Because of this job (it is Taylor’s job, but I volunteer), I’ve had a lot of time to observe young girls. I’ve learned their behaviors, cliques, gossip habits and insecurities.
I’ve learned that one girl goes out of her way to look less poor to her friends. One 12 year old is extremely self-conscious about her teeth; another about her stomach. An 11 year old plays dumb, a 7 year old is so scared to talk she’ll sometimes start sentences excitedly and then immediately stop, almost cowering.
Another pre-teen was molested as a child and desperately seeks that same level of attention with older boys.
Most of them come from poor, drug-filled households where it’s likely that–if one of their parents isn’t either out of the picture or in jail–they just got out of jail. Which isn’t to say the adults take ALL the blame–this is, after all, the life they grew up in. How does one end this cycle?
Unfortunately, I don’t exactly know how to answer that. I don’t know how to answer many questions regarding the serious issues these young girls face. It’s constantly forcing me to realign my perspective when I ask myself after an exhausting and frustrating children’s session, “Why do they act the way they do?!?!”
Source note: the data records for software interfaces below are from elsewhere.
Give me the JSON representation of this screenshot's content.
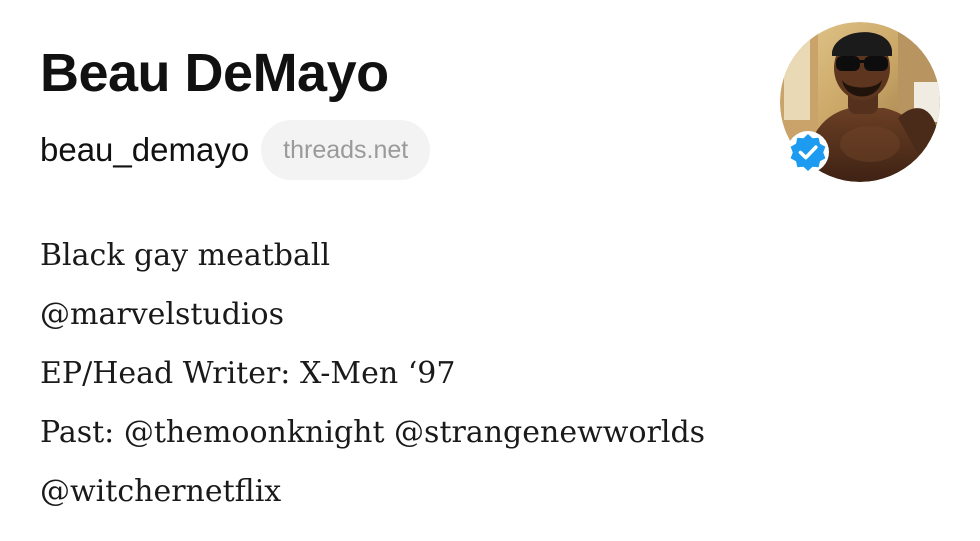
{
  "profile": {
    "display_name": "Beau DeMayo",
    "username": "beau_demayo",
    "domain": "threads.net",
    "verified": true,
    "verified_icon": "verified-check-icon",
    "verified_color": "#1d9bf0"
  },
  "bio": {
    "lines": [
      "Black gay meatball",
      "@marvelstudios",
      "EP/Head Writer: X-Men ‘97",
      "Past: @themoonknight @strangenewworlds",
      "@witchernetflix"
    ]
  }
}
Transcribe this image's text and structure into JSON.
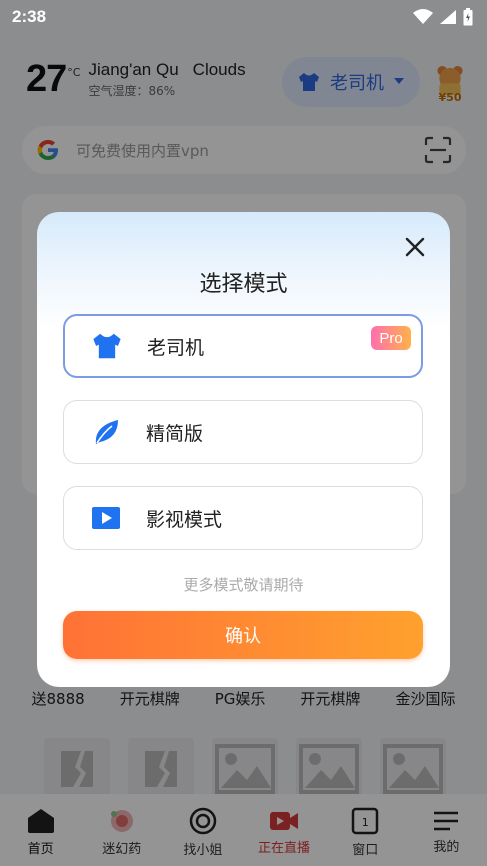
{
  "status_bar": {
    "time": "2:38"
  },
  "weather": {
    "temperature": "27",
    "unit": "°C",
    "location": "Jiang'an Qu",
    "condition": "Clouds",
    "humidity": "空气湿度：86%"
  },
  "header": {
    "mode_button_label": "老司机",
    "red_packet_amount": "¥50"
  },
  "search": {
    "placeholder": "可免费使用内置vpn"
  },
  "grid_labels": [
    "送8888",
    "开元棋牌",
    "PG娱乐",
    "开元棋牌",
    "金沙国际"
  ],
  "tabs": [
    {
      "label": "首页",
      "icon": "home-icon"
    },
    {
      "label": "迷幻药",
      "icon": "flower-icon"
    },
    {
      "label": "找小姐",
      "icon": "target-icon"
    },
    {
      "label": "正在直播",
      "icon": "video-camera-icon"
    },
    {
      "label": "窗口",
      "icon": "window-icon",
      "count": "1"
    },
    {
      "label": "我的",
      "icon": "menu-icon"
    }
  ],
  "modal": {
    "title": "选择模式",
    "options": [
      {
        "label": "老司机",
        "icon": "shirt-icon",
        "badge": "Pro",
        "selected": true
      },
      {
        "label": "精简版",
        "icon": "leaf-icon",
        "selected": false
      },
      {
        "label": "影视模式",
        "icon": "play-icon",
        "selected": false
      }
    ],
    "hint": "更多模式敬请期待",
    "confirm_label": "确认"
  },
  "colors": {
    "accent": "#2f66e0",
    "confirm_start": "#ff7236",
    "confirm_end": "#ffa12e",
    "selected_border": "#7d9ae6"
  }
}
Well, Alyssa, why?
Why do they feel the need to prove they aren’t poor? Why do they choose to gang up on another to bully them? Why do they seek men’s attention and approval?
Every week is like a concentrated slap in the face showing me the deep rooted fears and expectations that society has placed on all women.
What these girls are learning from their mothers, they will teach their own children. Of course, I don’t hope for that. I do see a small societal shift in women’s behaviors and I can hope that these girls, specifically, choose to better their lives as they grow up and break a generational cycle of poverty, drugs and heartache.
I have really struggled with all the layers of issues these girls* have made me fully aware of. I think the easiest, yet also most intricate, issues to deal with are the ones directly related to all women. From media to our own mothers and grandmothers, we are given so much “advice” about behavior, appearances and the like that our minds have contorted around some of the most messed up ideas that truly have become part of our ‘norm.’ Like many other newly enlightened women, I’m searching for the balance between losing the chains of societal expectations and still feeling like I understand the strong and beautiful reasons behind what it means to be female.
I’m going to try to voice my thoughts in future posts on the subject of being a woman, as well as all the other major issues mentioned in this post as I rethink my own views and also combat the views these young pre-teen girls already think to be true.
Advice, opinions, help would be oh so appreciated.
*Not to say the boys of the group have no issues. We only have 1-4 boys come, sometimes 0. Perhaps there are no boys in the area, or perhaps boys not feeling connected to church and/or groups of peers is an entirely different issue to be discussed. Taylor does a lot for the boys as well as the younger children (As well as the preteens. He’s awesome). My heart has been set on these pre-teen girls from the beginning. Clarification over.